Fly fishermen tend to be a rather prideful lot with respect to the acumen they claim for their sport.
Leading the way: the art of tying – and fishing – with tiny flies for ultra-selective trout.
It has been whispered by locals to Yellowstone fly fishing that if the Henry’s Fork River in Idaho provides a graduate education in fishing small flies for selective trout, then the Firehole River in Yellowstone Park seals the deal for a Ph.D.
Such is mostly the case in the fall, when tiny baetis mayflies (size 22-24) hatch in droves on days where the weather is on the wrong side of atrocious.
On one such day a few weeks ago, I was fishing with my Dad in Biscuit Basin. It’s an annual ritual to pack a fly rod and hit the Firehole on what is hopefully the worst weather day of the year.
When I arrived, I sat in the meadow and watched another fisherman. He was incredibly skilled, and must have caught and released a half dozen trout over the course of 25 minutes. I spoke to him later in the afternoon and he said he caught thirty two trout.

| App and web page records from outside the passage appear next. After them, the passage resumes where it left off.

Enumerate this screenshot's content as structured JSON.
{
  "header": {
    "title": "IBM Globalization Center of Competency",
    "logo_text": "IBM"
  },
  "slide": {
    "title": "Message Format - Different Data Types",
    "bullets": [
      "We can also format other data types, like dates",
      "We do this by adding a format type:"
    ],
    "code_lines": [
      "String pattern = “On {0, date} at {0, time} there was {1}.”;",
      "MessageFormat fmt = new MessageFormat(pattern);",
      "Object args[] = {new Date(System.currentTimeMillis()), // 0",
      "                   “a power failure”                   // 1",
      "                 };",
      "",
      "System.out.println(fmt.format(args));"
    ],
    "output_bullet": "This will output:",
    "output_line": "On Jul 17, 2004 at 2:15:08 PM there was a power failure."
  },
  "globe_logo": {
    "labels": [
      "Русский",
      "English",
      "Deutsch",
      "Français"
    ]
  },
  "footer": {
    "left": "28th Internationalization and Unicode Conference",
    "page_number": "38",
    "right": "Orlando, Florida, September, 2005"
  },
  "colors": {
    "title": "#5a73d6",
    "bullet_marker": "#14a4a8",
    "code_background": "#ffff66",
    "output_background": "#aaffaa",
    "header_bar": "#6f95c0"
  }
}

Going against you: flies you cannot see tied on tippet fine enough to break if you sneeze, trying to fool fish in ultra-clear water that have seen five months of “everything in the book”, casting in a gusty wind in freezing rain, and hoping that your little imitation can be picked out among the millions of little morsels of real protein that are hatching in waves amongst trout that are feeding, how shall we say, at a leisurely pace.

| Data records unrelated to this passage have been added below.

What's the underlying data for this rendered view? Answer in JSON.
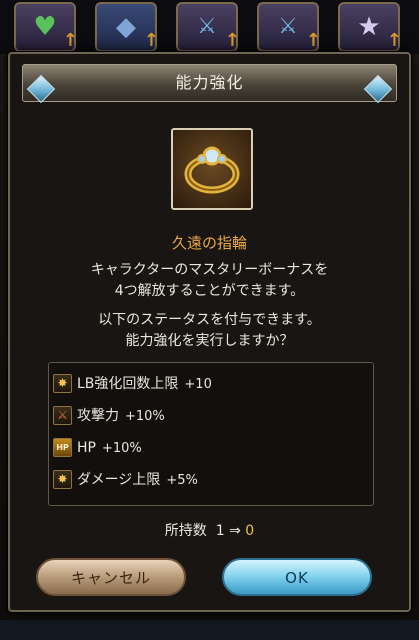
{
  "dialog": {
    "title": "能力強化",
    "item_name": "久遠の指輪",
    "description": [
      "キャラクターのマスタリーボーナスを",
      "4つ解放することができます。"
    ],
    "confirm": [
      "以下のステータスを付与できます。",
      "能力強化を実行しますか？"
    ],
    "stats": [
      {
        "icon": "star-burst-icon",
        "label": "LB強化回数上限",
        "value": "+10"
      },
      {
        "icon": "sword-icon",
        "label": "攻撃力",
        "value": "+10%"
      },
      {
        "icon": "hp-icon",
        "label": "HP",
        "value": "+10%"
      },
      {
        "icon": "star-burst-icon",
        "label": "ダメージ上限",
        "value": "+5%"
      }
    ],
    "owned_label": "所持数",
    "owned_before": "1",
    "owned_arrow": "⇒",
    "owned_after": "0",
    "cancel_label": "キャンセル",
    "ok_label": "OK"
  },
  "icons": {
    "hp_icon_text": "HP",
    "star_glyph": "✸",
    "sword_glyph": "⚔"
  }
}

Going for you: the hope – and reward – of catching one and returning it, reverently, so it can enjoy a Wyoming winter in a nice, warm spring creek.
American society says: More is better. More rods. More reels. More flies. More guides. More fish!

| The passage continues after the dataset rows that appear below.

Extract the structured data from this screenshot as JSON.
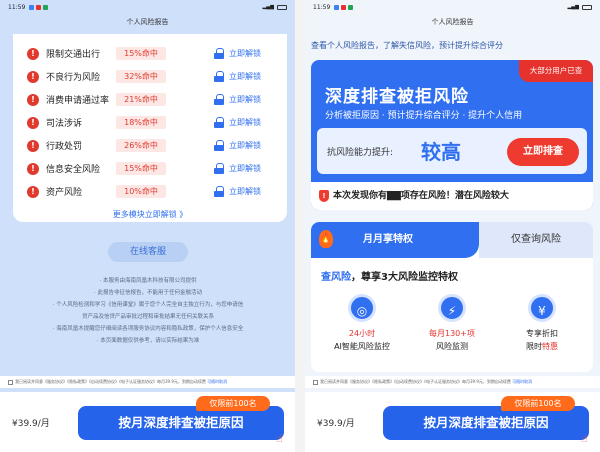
{
  "left": {
    "status": {
      "time": "11:59"
    },
    "title": "个人风险报告",
    "risks": [
      {
        "name": "限制交通出行",
        "hit": "15%命中",
        "action": "立即解锁"
      },
      {
        "name": "不良行为风险",
        "hit": "32%命中",
        "action": "立即解锁"
      },
      {
        "name": "消费申请通过率",
        "hit": "21%命中",
        "action": "立即解锁"
      },
      {
        "name": "司法涉诉",
        "hit": "18%命中",
        "action": "立即解锁"
      },
      {
        "name": "行政处罚",
        "hit": "26%命中",
        "action": "立即解锁"
      },
      {
        "name": "信息安全风险",
        "hit": "15%命中",
        "action": "立即解锁"
      },
      {
        "name": "资产风险",
        "hit": "10%命中",
        "action": "立即解锁"
      }
    ],
    "more_link": "更多模块立即解锁 》",
    "service_button": "在线客服",
    "disclaimer": [
      "· 本服务由海南凤凰木科技有限公司提供",
      "· 此报告非征信报告，不能用于任何金融活动",
      "· 个人风险检测和学习《信用课堂》属于您个人完全自主独立行为，与您申请信",
      "贷产品及信贷产品审批过程和审批结果无任何关联关系",
      "· 海南凤凰木提醒您仔细阅读各项服务协议内容和隐私政策，保护个人信息安全",
      "· 本页面数据仅供参考，请以实际结果为准"
    ],
    "agree_text": "我已阅读并同意《服务协议》《隐私政策》《自动续费协议》《电子认证服务协议》每月39.9元，到期自动续费",
    "agree_link": "可随时取消",
    "price": "¥39.9/月",
    "cta": "按月深度排查被拒原因",
    "limit_badge": "仅限前100名"
  },
  "right": {
    "status": {
      "time": "11:59"
    },
    "title": "个人风险报告",
    "description": "查看个人风险报告，了解失信风险，预计提升综合评分",
    "hero": {
      "tag": "大部分用户已查",
      "title": "深度排查被拒风险",
      "subtitle": "分析被拒原因 · 预计提升综合评分 · 提升个人信用",
      "ability_label": "抗风险能力提升:",
      "ability_value": "较高",
      "check_button": "立即排查",
      "alert": "本次发现你有▇▇项存在风险！潜在风险较大"
    },
    "tabs": [
      "月月享特权",
      "仅查询风险"
    ],
    "feature_title_accent": "查风险",
    "feature_title_rest": "，尊享3大风险监控特权",
    "features": [
      {
        "icon": "◎",
        "line1": "24小时",
        "line2": "AI智能风险监控",
        "line2_red": ""
      },
      {
        "icon": "⚡",
        "line1": "每月130+项",
        "line2": "风险监测",
        "line2_red": ""
      },
      {
        "icon": "¥",
        "line1": "专享折扣",
        "line2": "限时",
        "line2_red": "特惠"
      }
    ],
    "agree_text": "我已阅读并同意《服务协议》《隐私政策》《自动续费协议》《电子认证服务协议》每月39.9元，到期自动续费",
    "agree_link": "可随时取消",
    "price": "¥39.9/月",
    "cta": "按月深度排查被拒原因",
    "limit_badge": "仅限前100名"
  }
}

The Firehole River teaches a more valuable lesson: one is enough.
AND TO THE GUY WHO CAUGHT THIRTY FISH THAT DAY: I’m wondering if you took the time to remember any of them?
Photo: Firehole River brown trout, taken on a #22 baetis cripple dun on 7X. September, 2007.